◆ **Assignment**
In the entries below, identify every line with the string "pacman" and copy it.

-- Provided data follows --

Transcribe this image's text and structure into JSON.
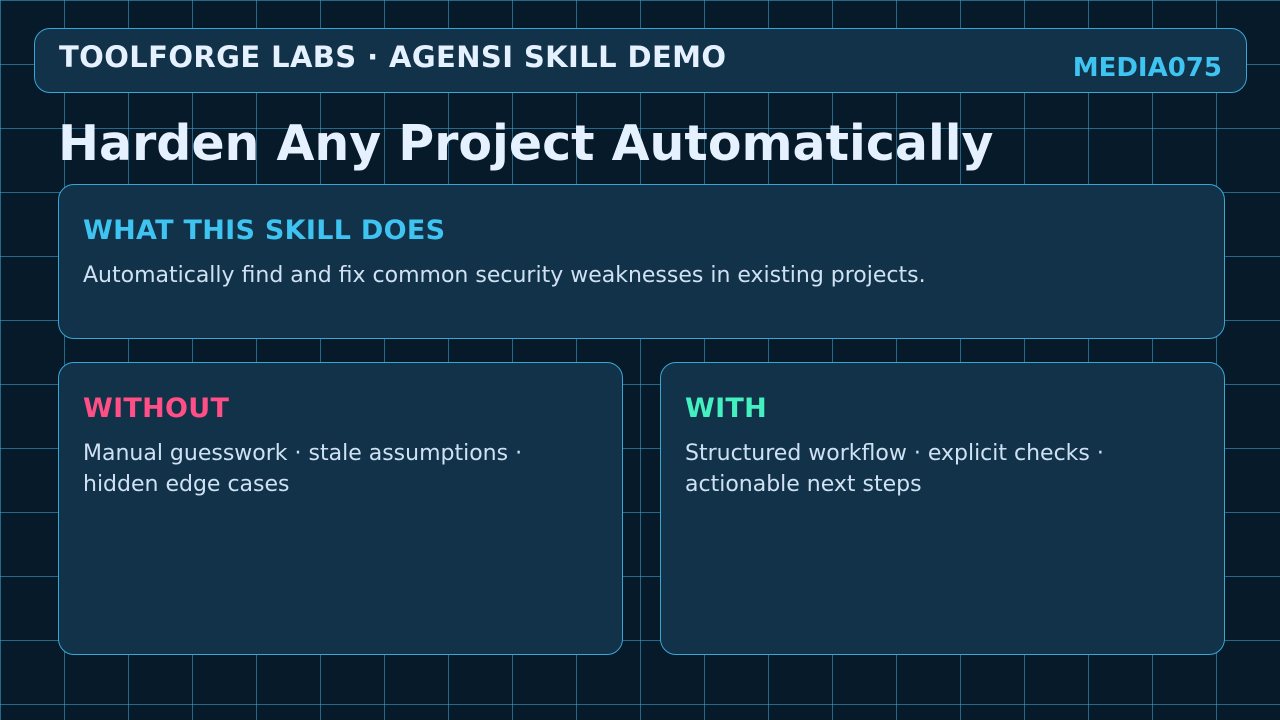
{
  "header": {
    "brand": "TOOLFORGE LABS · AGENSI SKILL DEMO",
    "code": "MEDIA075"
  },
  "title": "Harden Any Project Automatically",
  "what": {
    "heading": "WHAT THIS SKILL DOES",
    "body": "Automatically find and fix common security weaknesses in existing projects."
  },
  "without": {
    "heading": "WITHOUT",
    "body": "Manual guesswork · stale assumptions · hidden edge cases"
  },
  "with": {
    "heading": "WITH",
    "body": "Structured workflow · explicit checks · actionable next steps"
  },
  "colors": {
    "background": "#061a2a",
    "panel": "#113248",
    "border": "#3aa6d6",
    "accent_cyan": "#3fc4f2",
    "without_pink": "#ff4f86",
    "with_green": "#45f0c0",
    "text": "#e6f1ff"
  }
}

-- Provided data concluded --
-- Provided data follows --

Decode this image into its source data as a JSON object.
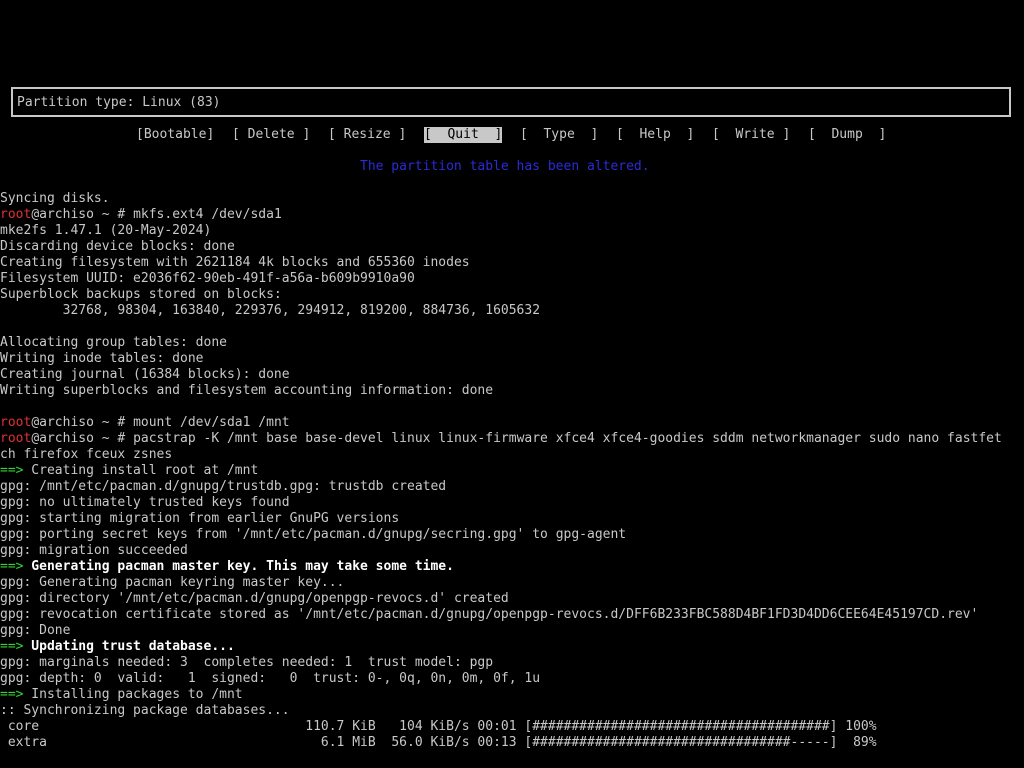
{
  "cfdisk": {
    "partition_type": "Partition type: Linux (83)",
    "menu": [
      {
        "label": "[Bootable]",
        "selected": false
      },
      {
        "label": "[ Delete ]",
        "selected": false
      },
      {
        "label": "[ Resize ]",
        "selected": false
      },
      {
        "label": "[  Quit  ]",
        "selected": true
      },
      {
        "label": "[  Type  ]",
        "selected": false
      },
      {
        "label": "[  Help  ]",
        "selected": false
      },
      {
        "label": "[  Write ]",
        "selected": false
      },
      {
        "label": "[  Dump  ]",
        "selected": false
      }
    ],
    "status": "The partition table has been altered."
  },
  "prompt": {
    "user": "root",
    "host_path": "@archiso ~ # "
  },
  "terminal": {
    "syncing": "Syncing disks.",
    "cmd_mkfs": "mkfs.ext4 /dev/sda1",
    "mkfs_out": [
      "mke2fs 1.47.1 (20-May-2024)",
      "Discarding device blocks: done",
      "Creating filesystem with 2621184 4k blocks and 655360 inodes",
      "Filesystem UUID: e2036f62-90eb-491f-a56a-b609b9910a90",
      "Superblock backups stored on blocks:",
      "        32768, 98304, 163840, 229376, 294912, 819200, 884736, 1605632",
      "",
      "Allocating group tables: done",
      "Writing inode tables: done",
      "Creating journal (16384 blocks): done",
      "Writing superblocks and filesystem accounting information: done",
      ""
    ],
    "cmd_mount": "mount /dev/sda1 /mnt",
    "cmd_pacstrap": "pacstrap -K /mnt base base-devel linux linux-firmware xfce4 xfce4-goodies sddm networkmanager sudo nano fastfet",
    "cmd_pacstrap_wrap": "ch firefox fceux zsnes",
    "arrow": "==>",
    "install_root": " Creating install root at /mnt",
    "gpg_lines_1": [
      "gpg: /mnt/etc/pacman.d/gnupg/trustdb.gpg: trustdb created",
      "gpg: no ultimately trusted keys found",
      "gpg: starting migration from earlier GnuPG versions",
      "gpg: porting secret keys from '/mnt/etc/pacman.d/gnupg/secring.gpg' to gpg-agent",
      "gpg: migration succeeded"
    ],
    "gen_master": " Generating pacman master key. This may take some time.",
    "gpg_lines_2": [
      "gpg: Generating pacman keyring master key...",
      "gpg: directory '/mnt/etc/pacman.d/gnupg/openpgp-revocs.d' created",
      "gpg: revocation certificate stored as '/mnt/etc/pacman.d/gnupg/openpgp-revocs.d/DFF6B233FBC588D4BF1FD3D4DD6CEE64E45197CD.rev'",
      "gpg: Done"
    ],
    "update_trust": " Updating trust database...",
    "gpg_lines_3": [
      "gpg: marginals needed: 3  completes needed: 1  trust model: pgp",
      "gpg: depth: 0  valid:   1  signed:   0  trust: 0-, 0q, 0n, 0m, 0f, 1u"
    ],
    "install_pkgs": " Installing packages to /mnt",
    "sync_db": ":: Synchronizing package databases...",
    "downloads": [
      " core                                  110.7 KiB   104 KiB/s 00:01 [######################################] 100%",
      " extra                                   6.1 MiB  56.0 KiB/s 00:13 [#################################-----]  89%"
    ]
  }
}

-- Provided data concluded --
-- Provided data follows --

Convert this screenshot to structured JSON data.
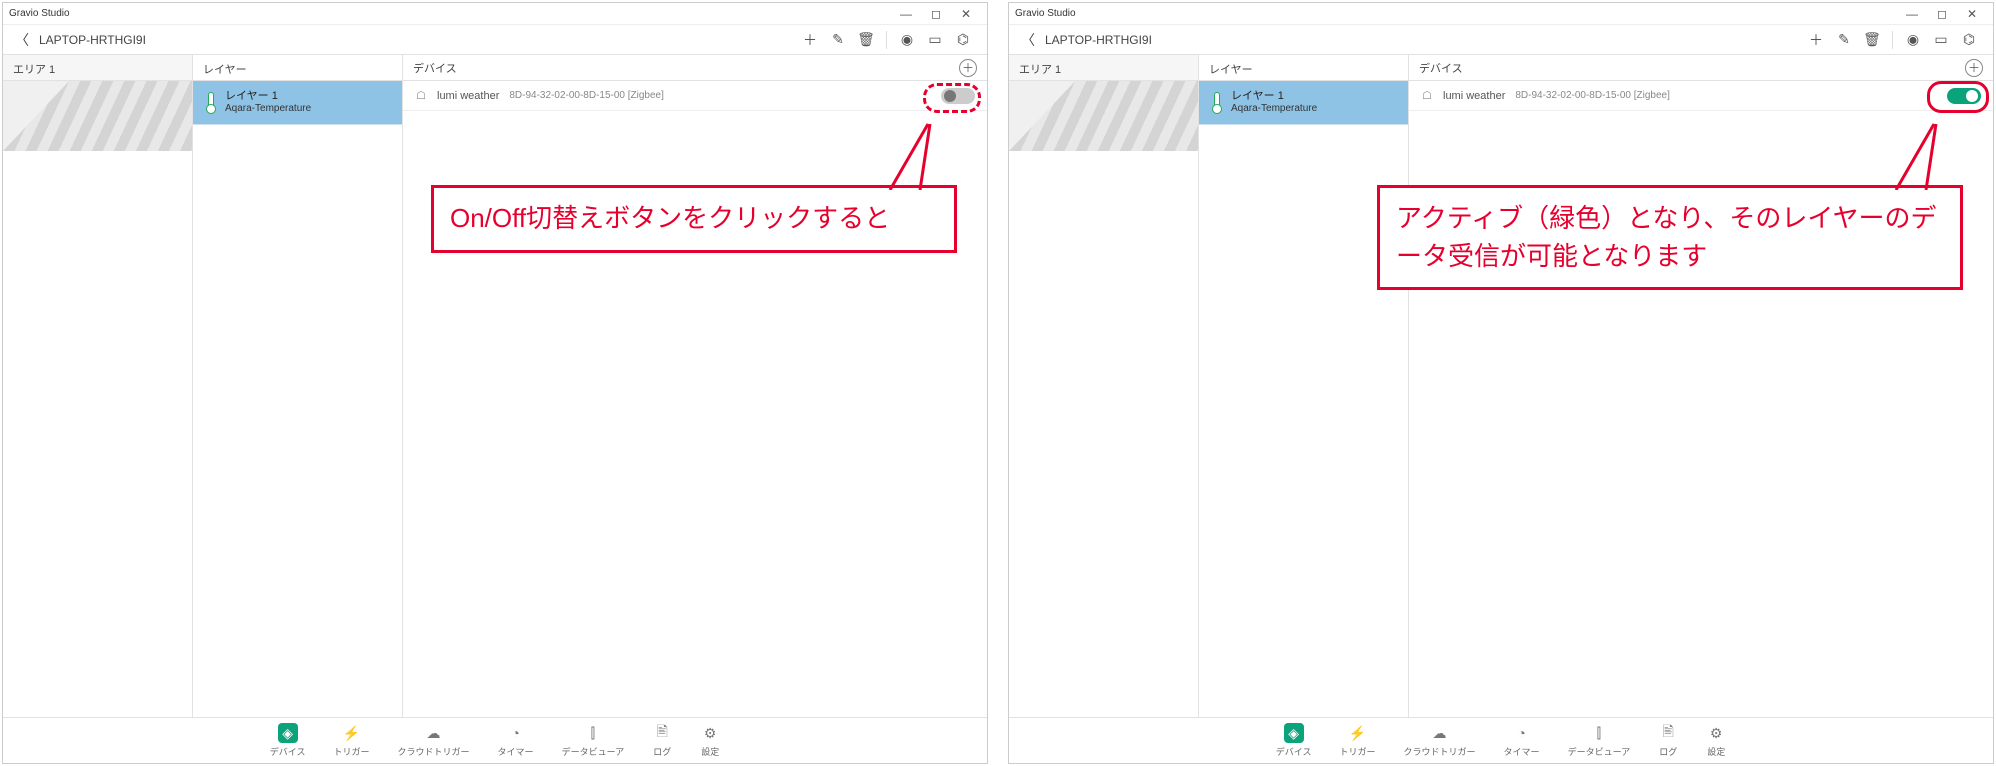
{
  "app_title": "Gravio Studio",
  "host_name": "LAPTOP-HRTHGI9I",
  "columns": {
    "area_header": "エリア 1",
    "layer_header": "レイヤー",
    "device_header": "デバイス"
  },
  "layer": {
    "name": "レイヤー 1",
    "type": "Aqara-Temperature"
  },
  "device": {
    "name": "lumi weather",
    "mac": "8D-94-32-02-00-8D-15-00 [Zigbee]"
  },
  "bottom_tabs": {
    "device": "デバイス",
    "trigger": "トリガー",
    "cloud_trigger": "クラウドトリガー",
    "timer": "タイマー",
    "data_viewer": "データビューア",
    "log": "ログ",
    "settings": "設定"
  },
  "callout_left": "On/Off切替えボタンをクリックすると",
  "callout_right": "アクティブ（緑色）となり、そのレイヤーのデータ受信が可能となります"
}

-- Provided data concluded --

◆ **Your response**
      "gpg: /mnt/etc/pacman.d/gnupg/trustdb.gpg: trustdb created",
      "gpg: porting secret keys from '/mnt/etc/pacman.d/gnupg/secring.gpg' to gpg-agent",
    "gen_master": " Generating pacman master key. This may take some time.",
      "gpg: Generating pacman keyring master key...",
      "gpg: directory '/mnt/etc/pacman.d/gnupg/openpgp-revocs.d' created",
      "gpg: revocation certificate stored as '/mnt/etc/pacman.d/gnupg/openpgp-revocs.d/DFF6B233FBC588D4BF1FD3D4DD6CEE64E45197CD.rev'",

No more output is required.